Computer science has both contributed to and gained inspiration from the theory of natural selection. The power of the theory, and why it is accepted by scientists, is in its ability to predict things. The most profound of which is that it predicted the need for a biological way for passing information between generations. That ultimately led to the discovery of the DNA molecule and within half a century the mapping of the human genome as well as that of other animals.

Fossils for the record

Fossil Ammonite

Recently palaeontologists went looking for fossils on Ellesmere Island in the Arctic. They were specifically interested in finding fossils that made the link between fish and land living animals. Why did they look there? Not because fossils had been found there before but because they knew from existing fossils from elsewhere the time, 400 million years ago, when such animals should have existed. Next they used their knowledge of geography to work out where rocks of that age existed. Ellesmere island fitted so that is where they looked. After 5 years of digging on the island, earlier this year, they found near perfect skeletons of fish with wrist like arrangements that one would expect from the missing link.

Beak to the future

A Herculean study showing the amazing dedication of some scientists is that of Rosemary and Peter Grant. They did field work on small remote islands in the Galapagos documenting evolution as it took place in the islands' Finches. They did this over a staggering 30 years. They carefully measured the beaks of the finches generation after generation, also recording things like the weather and kinds and quantities of seeds available each year.

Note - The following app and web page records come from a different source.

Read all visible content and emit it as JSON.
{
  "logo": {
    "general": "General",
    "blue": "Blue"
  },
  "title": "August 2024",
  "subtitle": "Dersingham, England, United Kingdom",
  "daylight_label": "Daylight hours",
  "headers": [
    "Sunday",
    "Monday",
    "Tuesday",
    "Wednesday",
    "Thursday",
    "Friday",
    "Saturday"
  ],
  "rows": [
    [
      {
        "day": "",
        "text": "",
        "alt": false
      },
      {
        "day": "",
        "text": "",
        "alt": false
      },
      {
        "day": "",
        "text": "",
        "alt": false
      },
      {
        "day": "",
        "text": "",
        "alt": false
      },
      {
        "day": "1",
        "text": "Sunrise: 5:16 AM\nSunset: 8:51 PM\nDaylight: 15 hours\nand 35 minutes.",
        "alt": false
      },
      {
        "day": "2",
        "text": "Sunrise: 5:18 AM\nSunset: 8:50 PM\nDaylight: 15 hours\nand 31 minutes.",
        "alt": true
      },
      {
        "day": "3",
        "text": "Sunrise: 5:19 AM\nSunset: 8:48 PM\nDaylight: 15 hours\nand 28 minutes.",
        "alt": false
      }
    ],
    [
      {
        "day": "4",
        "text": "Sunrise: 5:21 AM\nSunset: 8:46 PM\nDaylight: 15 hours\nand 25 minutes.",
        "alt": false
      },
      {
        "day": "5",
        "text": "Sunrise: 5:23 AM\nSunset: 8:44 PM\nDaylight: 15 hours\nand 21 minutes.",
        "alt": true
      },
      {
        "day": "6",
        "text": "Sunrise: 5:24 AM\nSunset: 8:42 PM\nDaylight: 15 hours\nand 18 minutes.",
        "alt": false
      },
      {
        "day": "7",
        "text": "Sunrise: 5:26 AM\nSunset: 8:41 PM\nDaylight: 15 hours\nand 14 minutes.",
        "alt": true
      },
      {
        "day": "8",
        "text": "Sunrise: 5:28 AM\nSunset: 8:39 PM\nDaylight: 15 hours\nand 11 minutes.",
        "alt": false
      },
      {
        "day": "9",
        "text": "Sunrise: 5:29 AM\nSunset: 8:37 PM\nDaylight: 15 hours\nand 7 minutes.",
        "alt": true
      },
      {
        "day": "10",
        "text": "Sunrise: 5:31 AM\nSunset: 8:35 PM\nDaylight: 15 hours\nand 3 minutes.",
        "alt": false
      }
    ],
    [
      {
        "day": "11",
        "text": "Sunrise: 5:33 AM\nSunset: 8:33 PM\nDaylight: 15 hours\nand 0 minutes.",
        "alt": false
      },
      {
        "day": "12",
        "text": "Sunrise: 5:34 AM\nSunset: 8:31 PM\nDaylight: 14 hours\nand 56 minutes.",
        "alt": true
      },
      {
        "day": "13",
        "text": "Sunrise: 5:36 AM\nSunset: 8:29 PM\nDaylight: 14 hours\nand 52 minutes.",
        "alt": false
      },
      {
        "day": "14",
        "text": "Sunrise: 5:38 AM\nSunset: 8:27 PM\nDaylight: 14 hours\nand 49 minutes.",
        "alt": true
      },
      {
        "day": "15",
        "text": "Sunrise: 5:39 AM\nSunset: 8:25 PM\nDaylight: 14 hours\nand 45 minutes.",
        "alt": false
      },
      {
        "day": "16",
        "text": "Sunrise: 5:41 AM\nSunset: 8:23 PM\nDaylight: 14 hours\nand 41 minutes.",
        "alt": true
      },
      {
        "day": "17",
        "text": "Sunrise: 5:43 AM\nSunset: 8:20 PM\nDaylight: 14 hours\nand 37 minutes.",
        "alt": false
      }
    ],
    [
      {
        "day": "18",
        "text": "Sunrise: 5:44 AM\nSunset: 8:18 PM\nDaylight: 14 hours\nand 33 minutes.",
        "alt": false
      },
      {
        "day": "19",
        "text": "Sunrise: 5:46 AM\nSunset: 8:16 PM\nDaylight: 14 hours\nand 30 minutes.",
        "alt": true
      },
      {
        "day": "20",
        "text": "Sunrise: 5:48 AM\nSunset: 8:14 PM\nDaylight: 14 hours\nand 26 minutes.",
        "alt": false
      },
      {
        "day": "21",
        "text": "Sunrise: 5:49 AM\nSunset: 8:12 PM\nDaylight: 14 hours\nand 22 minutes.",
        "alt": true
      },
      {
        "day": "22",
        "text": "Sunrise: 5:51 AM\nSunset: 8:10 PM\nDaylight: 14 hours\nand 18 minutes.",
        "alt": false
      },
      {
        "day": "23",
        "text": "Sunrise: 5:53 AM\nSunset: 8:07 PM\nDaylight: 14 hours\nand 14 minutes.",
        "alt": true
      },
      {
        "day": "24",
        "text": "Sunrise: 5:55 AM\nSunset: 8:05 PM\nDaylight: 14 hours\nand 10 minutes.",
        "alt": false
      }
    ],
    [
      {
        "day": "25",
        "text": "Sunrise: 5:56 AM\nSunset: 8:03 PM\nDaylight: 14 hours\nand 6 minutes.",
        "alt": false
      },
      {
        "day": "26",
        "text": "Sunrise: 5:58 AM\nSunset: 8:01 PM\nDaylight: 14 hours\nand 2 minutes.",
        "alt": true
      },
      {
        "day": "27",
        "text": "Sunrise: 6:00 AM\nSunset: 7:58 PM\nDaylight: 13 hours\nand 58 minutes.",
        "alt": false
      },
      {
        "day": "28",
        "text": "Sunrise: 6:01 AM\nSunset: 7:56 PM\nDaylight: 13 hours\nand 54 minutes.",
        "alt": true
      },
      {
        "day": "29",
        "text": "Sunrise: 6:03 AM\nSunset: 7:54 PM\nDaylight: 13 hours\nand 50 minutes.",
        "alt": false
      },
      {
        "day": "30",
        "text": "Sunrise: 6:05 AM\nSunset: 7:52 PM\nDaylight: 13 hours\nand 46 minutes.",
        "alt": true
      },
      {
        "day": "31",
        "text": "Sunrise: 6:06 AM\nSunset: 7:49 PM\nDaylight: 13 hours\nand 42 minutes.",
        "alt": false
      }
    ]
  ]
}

Based on the data they collected they were able to predict what would happen to beak sizes when droughts happened.